27 April 2010

HOW TO: Parents Combating Internet Predators

Most of us have seen the show 'To Catch a Predator' with Chris Hansen. I'm a big fan, but what this post is going to talk about is how parents can help their kids fight Internet predators.

First lets start with the thought process behind approaching kids about this sort of topic. Lets say all your attempts to guide the child away from certain situations has failed, keep in mind that it will never be the kid's fault. So, no restrictions here, just guidelines to follow and take with them after they leave the nest.

You want to talk to your kids about sexual predators and the potential online dangers that are out there. Curiosity will work against you in most cases if this is something you try to avoid.

Online privileges aren't a bad thing but know that children and chat rooms should never go together. There is too much at risk. If this is something you still want to do, then when the maturity level is right and the trust factor is there, let them know its okay to use the well-monitored chat rooms for kids. Even teens should be encouraged to use monitored chat rooms.

When kids are young, limit them to only the family email address instead of having their own accounts. As they get older, you can ask your ISP to set up a separate email address, but the kid's mail should still reside in your account.

Keep the computer with Internet access in a common area of the house, never in a private area in the house or the child's bedroom. It's a lot harder for predators to establish a relationship with your child when the computer screen is easily visible to parents and the rest of the household.

Instruct your children to never leave the public area of a chat room. Many chat rooms offer private areas where users can have one-on-one conversations.

If your children participate in chat rooms, make it your business to know what chat rooms they visit and who they talk to. Monitor the chat areas yourself to see what kind of conversations are going on.

Teach your kids to never repsond to instant messaging, emails, tweets, blog posts or Facebook entries from strangers without you knowing about.

When it comes to places outside your area of supervision, like the public library, school, or friend's house, find out what computer safeguards they use.

Remember, kids aren't the blame in any case. The offender always bears complete responsibility for their actions.

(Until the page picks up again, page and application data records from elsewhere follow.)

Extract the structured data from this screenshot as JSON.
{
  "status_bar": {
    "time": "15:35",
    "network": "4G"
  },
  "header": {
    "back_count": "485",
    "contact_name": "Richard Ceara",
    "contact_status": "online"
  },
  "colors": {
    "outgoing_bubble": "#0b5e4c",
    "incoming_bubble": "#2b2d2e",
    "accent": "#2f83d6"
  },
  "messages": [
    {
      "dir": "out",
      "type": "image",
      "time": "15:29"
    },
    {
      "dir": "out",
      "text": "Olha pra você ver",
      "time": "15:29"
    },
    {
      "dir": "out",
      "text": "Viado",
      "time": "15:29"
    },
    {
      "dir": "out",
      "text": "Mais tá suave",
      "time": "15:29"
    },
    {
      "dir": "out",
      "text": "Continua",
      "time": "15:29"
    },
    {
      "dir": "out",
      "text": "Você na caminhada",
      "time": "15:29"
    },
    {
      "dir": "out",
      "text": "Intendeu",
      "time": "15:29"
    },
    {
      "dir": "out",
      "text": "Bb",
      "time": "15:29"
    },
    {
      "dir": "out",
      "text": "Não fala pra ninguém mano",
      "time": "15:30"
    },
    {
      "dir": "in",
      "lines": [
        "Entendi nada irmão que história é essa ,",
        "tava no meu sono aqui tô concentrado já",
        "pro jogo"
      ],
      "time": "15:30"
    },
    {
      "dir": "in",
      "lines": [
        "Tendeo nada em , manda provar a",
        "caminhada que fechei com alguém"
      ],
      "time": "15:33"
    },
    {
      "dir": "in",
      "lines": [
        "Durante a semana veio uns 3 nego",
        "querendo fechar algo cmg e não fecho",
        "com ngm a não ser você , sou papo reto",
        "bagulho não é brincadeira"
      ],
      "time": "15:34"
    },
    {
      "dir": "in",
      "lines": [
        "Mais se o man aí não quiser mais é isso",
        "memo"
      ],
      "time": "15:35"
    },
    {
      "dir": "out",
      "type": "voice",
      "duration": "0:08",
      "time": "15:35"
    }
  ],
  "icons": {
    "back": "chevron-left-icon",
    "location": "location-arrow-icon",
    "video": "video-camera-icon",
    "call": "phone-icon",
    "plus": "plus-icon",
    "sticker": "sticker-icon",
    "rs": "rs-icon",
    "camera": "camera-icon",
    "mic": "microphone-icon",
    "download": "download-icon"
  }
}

Keep in mind that this is only 'how you can minimize the risk of a child being a victim', but theres more to come. Next I'm going to talk about 'how kids themselves can stay alert and steer clear from predators'.

In the meantime, enjoy a clip from Chris Hansen's 'To Catch a Predator'.